▼▼▼

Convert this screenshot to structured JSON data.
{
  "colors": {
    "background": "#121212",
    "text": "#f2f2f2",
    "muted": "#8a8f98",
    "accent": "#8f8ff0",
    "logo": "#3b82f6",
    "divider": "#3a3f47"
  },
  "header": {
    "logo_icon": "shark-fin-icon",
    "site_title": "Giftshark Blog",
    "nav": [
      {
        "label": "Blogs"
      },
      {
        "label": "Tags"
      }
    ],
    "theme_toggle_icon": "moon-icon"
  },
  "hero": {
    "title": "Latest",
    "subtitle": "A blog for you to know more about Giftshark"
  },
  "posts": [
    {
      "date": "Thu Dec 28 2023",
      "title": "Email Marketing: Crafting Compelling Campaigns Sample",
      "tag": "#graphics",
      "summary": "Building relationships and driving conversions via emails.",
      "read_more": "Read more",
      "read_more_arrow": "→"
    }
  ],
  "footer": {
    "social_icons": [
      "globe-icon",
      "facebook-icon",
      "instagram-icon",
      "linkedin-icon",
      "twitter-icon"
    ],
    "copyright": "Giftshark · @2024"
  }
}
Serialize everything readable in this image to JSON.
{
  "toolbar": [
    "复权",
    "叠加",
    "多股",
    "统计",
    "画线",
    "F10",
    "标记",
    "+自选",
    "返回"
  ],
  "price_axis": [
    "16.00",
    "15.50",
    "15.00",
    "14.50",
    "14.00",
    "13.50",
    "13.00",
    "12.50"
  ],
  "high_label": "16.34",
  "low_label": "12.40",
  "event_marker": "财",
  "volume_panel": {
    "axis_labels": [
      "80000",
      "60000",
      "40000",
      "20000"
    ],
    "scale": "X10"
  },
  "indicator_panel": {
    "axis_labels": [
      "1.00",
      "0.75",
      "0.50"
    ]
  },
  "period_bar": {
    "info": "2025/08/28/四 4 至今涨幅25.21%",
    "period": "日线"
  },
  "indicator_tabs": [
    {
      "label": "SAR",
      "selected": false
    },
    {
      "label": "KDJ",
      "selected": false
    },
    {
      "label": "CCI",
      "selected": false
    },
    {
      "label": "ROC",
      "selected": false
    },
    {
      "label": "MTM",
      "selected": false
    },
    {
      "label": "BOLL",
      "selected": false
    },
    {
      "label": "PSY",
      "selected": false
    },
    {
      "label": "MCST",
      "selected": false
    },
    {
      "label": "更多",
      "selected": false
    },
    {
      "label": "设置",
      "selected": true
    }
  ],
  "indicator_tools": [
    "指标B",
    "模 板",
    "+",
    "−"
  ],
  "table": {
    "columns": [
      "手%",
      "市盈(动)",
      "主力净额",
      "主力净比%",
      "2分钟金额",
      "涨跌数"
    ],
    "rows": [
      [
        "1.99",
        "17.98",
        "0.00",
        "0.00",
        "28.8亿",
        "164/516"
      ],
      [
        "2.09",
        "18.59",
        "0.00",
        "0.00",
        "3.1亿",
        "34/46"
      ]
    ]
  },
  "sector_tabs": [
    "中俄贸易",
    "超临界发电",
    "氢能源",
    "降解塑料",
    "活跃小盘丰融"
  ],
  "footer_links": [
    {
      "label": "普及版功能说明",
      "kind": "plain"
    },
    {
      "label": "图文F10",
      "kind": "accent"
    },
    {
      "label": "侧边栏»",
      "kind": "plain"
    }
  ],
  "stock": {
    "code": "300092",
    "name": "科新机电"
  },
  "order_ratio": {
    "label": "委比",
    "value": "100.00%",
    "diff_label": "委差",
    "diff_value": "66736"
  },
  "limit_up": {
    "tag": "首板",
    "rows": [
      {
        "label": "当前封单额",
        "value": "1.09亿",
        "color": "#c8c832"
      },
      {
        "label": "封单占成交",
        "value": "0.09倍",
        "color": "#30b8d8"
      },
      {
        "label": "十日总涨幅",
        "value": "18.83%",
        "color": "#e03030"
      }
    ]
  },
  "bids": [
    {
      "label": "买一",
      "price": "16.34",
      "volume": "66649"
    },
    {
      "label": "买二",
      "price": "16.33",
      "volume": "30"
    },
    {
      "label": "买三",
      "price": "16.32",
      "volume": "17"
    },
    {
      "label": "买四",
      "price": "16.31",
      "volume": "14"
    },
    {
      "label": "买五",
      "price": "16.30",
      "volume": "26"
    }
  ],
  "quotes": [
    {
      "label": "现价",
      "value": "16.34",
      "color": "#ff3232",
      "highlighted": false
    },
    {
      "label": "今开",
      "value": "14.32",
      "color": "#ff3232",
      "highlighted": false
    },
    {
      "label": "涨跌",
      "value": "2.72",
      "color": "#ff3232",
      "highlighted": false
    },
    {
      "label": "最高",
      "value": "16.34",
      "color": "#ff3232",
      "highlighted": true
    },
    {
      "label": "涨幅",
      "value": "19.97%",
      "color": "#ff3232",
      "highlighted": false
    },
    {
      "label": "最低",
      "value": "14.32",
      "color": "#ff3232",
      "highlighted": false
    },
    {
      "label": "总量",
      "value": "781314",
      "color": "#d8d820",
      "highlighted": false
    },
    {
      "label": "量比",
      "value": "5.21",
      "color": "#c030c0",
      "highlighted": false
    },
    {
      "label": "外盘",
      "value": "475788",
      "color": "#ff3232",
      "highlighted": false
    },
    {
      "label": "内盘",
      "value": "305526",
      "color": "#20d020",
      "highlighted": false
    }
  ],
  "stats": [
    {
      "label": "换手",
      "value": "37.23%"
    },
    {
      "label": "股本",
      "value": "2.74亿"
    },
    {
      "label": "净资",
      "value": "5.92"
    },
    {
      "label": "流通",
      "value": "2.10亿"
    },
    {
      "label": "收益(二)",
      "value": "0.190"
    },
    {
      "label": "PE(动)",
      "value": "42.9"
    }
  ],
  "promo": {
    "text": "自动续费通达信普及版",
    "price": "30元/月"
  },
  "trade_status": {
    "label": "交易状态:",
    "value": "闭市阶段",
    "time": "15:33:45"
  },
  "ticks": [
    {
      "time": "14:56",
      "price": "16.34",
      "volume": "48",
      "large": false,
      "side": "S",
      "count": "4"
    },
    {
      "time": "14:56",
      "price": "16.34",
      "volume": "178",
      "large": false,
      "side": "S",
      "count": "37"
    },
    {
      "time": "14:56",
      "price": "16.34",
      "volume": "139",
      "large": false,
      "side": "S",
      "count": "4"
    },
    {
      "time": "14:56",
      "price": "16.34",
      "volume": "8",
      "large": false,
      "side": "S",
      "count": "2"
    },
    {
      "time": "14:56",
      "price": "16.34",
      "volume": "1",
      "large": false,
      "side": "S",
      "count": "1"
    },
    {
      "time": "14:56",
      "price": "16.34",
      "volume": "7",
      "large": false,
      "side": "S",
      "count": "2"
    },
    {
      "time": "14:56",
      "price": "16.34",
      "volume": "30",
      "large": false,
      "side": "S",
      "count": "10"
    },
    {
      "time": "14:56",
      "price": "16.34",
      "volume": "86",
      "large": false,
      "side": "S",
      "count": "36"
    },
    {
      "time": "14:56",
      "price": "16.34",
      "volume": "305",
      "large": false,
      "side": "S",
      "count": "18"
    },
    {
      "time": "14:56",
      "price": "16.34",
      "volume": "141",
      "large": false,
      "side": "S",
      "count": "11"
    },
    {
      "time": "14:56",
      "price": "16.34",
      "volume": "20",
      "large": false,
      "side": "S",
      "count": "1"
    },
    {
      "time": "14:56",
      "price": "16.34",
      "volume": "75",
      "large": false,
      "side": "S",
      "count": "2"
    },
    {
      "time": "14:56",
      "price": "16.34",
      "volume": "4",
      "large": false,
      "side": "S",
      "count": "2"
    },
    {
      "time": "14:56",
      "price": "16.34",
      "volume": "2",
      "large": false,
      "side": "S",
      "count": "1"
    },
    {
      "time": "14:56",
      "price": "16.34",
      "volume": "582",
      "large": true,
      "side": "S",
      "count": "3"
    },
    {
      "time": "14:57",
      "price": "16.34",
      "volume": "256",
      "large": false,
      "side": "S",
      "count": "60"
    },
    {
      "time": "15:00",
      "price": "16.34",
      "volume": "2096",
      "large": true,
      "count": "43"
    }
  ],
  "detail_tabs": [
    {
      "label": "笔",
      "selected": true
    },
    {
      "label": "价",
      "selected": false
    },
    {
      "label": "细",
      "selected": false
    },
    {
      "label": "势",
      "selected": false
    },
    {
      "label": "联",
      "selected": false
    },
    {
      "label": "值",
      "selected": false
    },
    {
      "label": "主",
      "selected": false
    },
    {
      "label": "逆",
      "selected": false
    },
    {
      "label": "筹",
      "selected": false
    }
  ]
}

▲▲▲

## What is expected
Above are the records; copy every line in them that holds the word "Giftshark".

## Solution for this exercise
    "site_title": "Giftshark Blog",
    "subtitle": "A blog for you to know more about Giftshark"
    "copyright": "Giftshark · @2024"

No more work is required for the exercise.